But Once also lingers in another, more complicated way. The beautiful near love story of the film and the real-life romance between Hansard and Irglová allows for a bit of bleed between who they actually are and who they played on-screen, and a clear part of the appeal of seeing them perform, for some audience members, is the way it seems to allow the story of the film to continue -- outside one venue, a boy and girl recall that they wrote the pair's names on their arms and pretended to be them earlier that day. The Swell Season serves that semi-sequel purpose itself, though the arc it provides is far more bittersweet -- between performances and late-night hangouts with friends and crew members, the documentary captures Hansard and Irglová's eventual breakup for reasons entirely in line with the characters they embodied on-screen, as they slowly separate, wanting different things and heading down diverging paths.

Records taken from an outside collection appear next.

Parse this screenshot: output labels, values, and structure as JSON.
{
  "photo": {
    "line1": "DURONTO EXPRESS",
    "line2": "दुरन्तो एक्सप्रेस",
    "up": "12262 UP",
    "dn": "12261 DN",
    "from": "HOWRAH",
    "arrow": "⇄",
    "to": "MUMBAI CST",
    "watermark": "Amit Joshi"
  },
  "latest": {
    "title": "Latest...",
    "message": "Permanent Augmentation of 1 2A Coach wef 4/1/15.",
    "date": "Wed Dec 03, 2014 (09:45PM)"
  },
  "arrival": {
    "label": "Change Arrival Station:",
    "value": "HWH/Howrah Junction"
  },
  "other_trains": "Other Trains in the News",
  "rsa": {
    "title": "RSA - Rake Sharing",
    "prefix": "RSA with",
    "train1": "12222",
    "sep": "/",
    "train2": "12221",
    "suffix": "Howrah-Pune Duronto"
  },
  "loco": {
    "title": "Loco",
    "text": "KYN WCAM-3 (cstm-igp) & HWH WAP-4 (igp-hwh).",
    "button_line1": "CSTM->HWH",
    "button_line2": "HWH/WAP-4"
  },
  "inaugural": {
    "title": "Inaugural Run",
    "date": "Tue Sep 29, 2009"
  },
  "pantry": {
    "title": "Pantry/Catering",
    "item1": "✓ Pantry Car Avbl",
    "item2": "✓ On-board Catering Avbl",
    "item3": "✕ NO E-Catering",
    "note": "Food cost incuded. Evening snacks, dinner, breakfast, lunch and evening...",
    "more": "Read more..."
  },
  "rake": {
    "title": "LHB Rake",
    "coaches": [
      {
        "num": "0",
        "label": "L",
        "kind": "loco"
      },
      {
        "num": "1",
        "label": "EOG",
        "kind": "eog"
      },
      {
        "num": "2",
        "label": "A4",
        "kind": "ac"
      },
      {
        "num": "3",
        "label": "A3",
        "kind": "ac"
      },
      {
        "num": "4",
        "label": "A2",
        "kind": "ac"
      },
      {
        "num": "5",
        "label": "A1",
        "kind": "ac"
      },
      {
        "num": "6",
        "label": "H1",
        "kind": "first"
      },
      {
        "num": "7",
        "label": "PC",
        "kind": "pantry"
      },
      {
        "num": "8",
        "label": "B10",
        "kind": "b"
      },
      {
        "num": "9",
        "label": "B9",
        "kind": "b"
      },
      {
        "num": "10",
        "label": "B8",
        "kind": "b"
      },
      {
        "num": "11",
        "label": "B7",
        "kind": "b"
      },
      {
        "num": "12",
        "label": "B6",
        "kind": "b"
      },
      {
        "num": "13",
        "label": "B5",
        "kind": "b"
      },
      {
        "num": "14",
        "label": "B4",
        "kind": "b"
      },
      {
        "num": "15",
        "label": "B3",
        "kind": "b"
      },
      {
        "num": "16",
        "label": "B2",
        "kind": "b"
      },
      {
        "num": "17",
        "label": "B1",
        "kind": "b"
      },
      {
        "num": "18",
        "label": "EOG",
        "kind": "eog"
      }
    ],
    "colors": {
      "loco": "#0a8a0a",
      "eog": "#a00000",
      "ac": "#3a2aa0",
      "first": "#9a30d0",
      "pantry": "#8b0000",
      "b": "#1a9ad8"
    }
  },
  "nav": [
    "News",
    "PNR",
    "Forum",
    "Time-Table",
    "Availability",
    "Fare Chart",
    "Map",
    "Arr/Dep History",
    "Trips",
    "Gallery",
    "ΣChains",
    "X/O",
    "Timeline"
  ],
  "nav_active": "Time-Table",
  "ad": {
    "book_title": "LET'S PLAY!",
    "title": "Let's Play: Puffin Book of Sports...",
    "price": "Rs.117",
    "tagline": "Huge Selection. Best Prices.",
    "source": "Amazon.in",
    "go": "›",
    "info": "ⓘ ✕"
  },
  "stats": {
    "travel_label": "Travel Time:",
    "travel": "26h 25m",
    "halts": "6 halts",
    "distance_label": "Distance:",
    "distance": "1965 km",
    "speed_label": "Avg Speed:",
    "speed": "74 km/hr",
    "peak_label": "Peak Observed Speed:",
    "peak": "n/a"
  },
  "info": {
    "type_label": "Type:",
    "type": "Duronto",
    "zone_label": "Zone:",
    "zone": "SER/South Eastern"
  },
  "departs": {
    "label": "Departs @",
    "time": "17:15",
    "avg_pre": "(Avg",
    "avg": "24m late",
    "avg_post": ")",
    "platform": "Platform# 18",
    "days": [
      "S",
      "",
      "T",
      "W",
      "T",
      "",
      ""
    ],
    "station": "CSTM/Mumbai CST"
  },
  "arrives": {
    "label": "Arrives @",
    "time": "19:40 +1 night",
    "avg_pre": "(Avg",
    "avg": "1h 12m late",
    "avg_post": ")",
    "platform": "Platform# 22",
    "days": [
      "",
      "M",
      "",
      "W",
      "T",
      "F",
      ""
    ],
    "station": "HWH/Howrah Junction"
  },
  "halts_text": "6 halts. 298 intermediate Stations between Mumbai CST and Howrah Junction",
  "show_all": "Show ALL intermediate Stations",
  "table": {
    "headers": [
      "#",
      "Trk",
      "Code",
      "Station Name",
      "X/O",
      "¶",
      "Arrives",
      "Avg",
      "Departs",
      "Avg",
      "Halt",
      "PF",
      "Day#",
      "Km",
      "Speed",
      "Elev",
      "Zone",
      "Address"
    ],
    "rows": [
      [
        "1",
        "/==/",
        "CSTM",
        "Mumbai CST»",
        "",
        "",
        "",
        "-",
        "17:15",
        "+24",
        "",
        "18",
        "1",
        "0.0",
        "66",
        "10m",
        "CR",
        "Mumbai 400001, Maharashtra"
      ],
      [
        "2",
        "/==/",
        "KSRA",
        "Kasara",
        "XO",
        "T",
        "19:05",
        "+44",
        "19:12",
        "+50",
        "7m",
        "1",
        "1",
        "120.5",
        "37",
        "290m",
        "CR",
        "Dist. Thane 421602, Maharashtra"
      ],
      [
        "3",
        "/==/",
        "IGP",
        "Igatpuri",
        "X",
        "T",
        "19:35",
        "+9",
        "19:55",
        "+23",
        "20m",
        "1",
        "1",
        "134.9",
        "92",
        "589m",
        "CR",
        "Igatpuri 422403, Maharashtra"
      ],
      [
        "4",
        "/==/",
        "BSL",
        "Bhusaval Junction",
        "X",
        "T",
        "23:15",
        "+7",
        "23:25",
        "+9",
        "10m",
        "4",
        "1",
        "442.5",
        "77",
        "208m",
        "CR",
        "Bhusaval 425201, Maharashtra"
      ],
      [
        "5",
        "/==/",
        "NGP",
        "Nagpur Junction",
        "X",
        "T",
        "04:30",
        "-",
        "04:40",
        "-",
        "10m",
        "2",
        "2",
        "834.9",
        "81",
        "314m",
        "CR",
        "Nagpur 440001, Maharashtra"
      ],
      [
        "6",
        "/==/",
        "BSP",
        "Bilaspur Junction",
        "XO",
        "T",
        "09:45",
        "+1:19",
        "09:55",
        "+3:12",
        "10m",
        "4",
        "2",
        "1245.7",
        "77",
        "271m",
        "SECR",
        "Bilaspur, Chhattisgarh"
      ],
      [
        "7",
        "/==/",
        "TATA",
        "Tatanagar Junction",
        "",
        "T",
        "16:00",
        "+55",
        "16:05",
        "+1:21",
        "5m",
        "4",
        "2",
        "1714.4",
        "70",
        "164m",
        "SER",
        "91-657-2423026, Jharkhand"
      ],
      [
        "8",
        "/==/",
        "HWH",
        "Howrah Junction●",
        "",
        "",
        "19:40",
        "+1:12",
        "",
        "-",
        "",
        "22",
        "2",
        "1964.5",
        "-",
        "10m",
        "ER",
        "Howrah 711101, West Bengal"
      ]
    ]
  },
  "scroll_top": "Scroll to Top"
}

Hansard spent a long time trying to make it as a musician before John Carney's film came around, playing, as he explains here, for 17 years to rooms of 40 or so people. He's now gratified and elated to be greeted by huge crowds at each successive venue. Irglová, on the other hand, was only a teenager when Once was shot, and has stepped directly into a world of acclaim and adoration she's unprepared to deal with. The giddy moments of joy showcased in this doc -- the pair running to skinny-dip in the ocean, gathering to drink and sing traditional songs over the course of a night out, Irglová cutting Hansard's hair as he sighs, "It's a great life we have, isn't it?" -- contrast with the exhaustion Irglová in particular begins to broadcast. "I just don't know if I can justify it anymore," she says of taking pictures with the fans who gather by their dressing room after shows. " I don't understand it." The tiring aspects of being constantly on the move, of being "on," of getting treated like a celebrity or a character in a movie ("I hope you guys make it to the end of time" gushes a fan) start to take their toll on both subjects, who come across as grounded, introspective people who like to perform but don't feed off of public adoration.
The connection between Hansard and Irglová is the heart of The Swell Season, and it's one that could use more back story. Hansard, in one of the interviews dotted through the film, intriguingly notes that he's known Irglová and her family since she was 13 (she would sing harmony with him when he played) but doesn't go into the details of how or what the response was to their getting together. Irglová suggested that she simply got old enough to be able to date him, and their relationship does seem as much one of mentoring as of romance -- she adopted a lot of his opinions, she points out, something that she's no longer as willing to do. The split, heartbreaking as it is, happens over an understated argument that clearly lays out the growing divide between the two in years and in desires, while always conveying understanding and fondness. Introducing a song later, Irglová says it's about how sometimes people grow apart, but that "you come to an understanding that there is a love you share that is bigger than all those things, and it's not necessarily going to work out in this lifetime but maybe in the next one, because the connection is strong enough." It's an eloquent summation of the complexities and strength of their bond, and a poetic cap to the pair's fictional and real ups and downs over two films.
The Swell Season opens Friday in Los Angeles and Oct. 21 in New York, with additional dates and locations to follow.